[Opening Working data section]
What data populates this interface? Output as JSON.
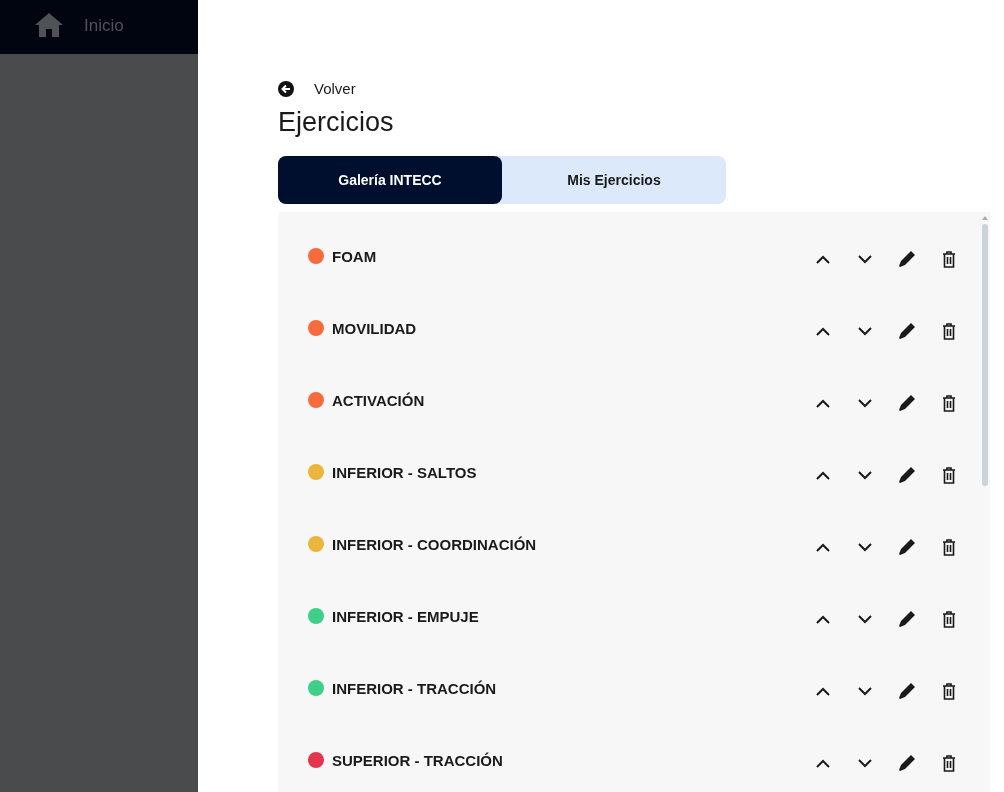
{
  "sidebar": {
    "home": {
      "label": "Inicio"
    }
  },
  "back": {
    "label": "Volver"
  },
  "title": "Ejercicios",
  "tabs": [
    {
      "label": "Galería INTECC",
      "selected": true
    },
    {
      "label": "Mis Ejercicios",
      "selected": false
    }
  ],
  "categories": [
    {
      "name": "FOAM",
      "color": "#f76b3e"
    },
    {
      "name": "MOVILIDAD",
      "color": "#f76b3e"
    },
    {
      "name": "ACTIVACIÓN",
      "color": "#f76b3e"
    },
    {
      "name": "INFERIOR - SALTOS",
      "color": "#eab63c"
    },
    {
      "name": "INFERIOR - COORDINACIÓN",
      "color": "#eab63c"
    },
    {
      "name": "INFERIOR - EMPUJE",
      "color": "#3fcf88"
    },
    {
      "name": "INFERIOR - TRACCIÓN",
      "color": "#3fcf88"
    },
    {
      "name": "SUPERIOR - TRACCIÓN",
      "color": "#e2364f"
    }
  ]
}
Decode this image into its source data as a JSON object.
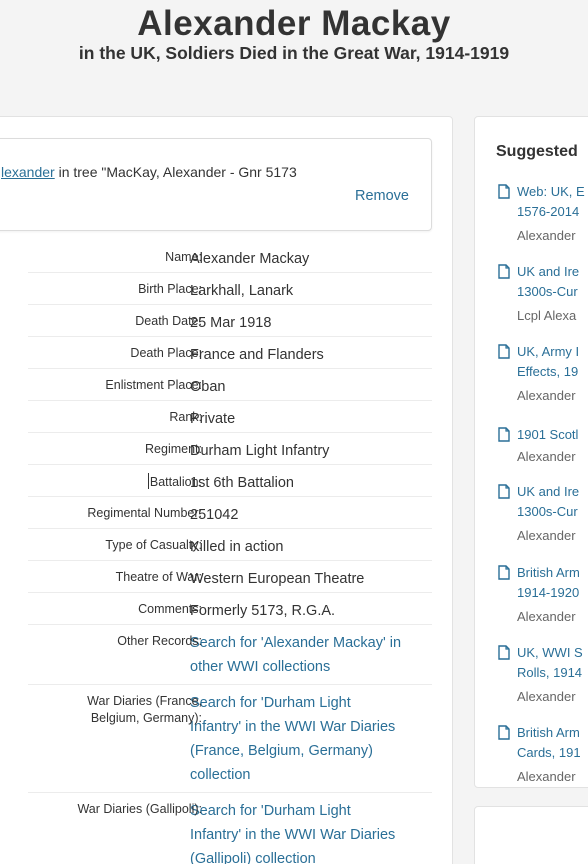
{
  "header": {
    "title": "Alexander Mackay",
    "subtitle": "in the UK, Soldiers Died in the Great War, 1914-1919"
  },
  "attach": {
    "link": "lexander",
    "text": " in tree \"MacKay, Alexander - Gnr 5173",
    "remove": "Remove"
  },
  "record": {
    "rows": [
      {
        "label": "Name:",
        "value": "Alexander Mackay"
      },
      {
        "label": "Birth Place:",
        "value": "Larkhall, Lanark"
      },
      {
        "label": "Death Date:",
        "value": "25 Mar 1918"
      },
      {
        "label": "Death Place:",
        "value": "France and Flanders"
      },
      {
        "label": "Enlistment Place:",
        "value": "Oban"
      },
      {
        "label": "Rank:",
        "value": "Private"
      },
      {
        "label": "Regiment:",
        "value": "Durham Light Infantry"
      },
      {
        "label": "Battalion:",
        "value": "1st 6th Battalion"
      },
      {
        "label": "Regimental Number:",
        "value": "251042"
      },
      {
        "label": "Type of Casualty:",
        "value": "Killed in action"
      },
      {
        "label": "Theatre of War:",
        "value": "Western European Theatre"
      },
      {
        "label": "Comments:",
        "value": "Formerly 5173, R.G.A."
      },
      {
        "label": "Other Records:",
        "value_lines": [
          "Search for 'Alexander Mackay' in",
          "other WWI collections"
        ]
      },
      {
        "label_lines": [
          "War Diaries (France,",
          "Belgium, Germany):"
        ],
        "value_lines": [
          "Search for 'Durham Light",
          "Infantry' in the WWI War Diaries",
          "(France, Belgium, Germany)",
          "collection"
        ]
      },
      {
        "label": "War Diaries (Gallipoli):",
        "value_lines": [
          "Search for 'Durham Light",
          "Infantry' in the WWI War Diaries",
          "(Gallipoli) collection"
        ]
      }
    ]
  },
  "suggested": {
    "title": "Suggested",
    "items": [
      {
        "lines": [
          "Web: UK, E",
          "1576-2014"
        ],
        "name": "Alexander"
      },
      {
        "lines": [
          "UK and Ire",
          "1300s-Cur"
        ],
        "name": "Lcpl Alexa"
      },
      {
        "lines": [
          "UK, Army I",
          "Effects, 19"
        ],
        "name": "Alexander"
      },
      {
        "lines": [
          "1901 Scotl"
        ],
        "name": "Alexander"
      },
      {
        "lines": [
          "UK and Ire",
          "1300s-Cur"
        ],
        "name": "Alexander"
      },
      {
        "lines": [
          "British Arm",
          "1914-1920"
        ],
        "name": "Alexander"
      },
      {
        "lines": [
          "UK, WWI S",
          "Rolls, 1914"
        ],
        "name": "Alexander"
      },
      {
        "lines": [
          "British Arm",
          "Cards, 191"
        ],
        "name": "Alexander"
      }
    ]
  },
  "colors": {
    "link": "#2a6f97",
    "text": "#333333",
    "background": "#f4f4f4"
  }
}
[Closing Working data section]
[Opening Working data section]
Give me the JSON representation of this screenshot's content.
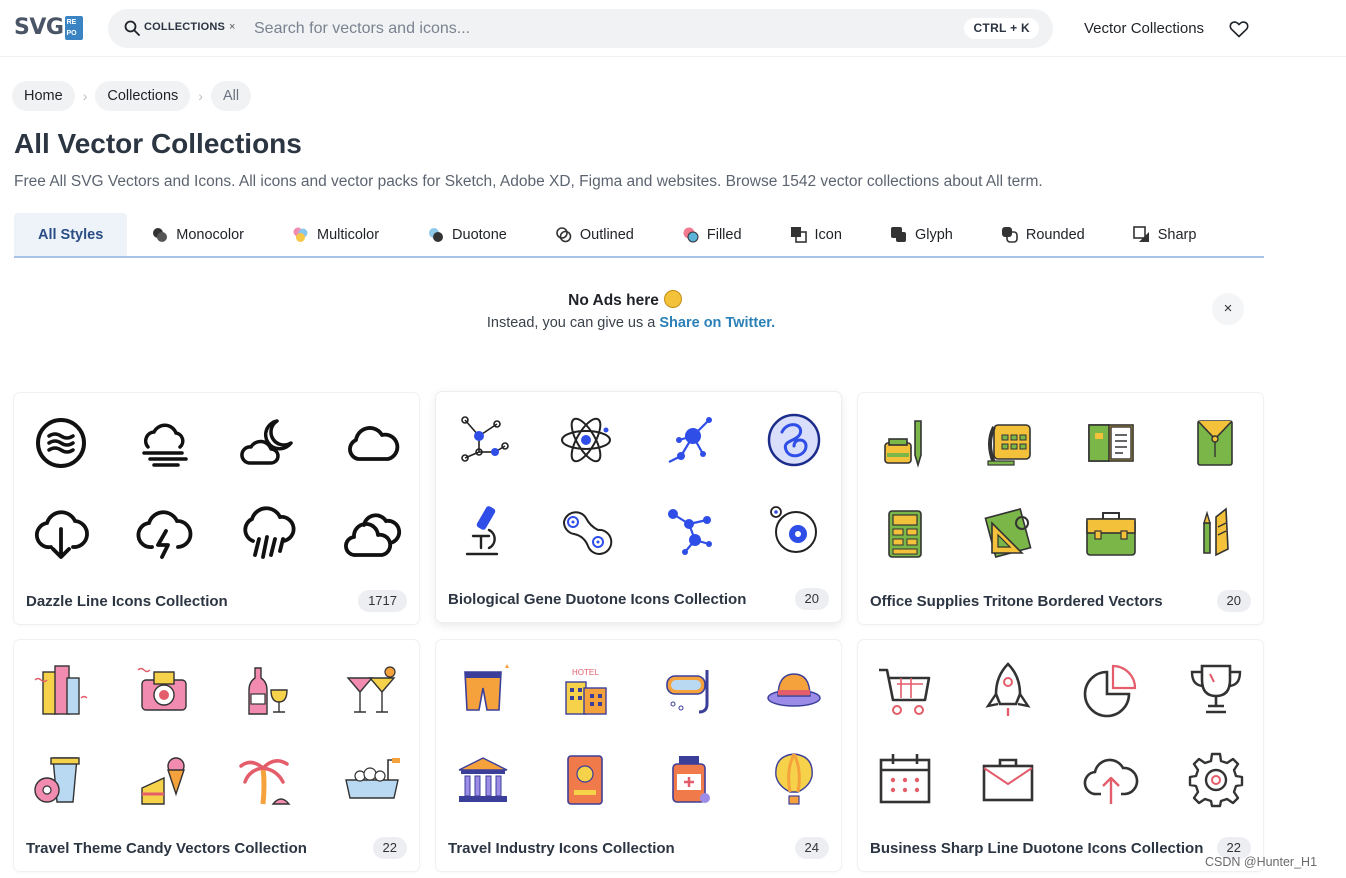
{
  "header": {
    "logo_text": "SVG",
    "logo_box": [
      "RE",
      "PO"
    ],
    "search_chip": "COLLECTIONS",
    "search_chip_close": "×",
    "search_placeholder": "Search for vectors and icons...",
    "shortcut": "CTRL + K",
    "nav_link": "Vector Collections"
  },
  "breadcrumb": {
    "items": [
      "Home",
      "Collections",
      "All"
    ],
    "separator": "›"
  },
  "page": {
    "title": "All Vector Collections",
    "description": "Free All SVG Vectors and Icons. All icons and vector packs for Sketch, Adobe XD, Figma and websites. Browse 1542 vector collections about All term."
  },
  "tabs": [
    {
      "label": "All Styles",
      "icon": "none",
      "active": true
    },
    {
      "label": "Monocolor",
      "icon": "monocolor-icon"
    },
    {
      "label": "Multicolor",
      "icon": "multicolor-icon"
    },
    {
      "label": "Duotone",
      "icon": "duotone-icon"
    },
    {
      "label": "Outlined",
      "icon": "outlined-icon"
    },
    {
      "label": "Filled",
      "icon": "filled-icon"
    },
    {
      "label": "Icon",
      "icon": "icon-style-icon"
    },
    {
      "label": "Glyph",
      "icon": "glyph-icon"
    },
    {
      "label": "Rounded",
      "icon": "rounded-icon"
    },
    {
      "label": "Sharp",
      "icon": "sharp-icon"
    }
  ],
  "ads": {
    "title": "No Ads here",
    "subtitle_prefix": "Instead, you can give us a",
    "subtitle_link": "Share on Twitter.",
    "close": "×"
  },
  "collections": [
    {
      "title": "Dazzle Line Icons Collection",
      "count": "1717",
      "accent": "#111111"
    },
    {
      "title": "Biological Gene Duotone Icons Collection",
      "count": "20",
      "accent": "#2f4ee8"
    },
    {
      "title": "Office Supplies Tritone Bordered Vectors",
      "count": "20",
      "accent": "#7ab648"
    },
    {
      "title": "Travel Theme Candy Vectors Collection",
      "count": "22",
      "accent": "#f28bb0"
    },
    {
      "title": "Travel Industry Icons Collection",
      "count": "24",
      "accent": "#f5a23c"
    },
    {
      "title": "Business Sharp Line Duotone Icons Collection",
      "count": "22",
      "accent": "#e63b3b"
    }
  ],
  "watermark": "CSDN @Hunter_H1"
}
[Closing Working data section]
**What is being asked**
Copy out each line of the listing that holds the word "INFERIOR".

**Reply to the task**
      "name": "INFERIOR - SALTOS",
      "name": "INFERIOR - COORDINACIÓN",
      "name": "INFERIOR - EMPUJE",
      "name": "INFERIOR - TRACCIÓN",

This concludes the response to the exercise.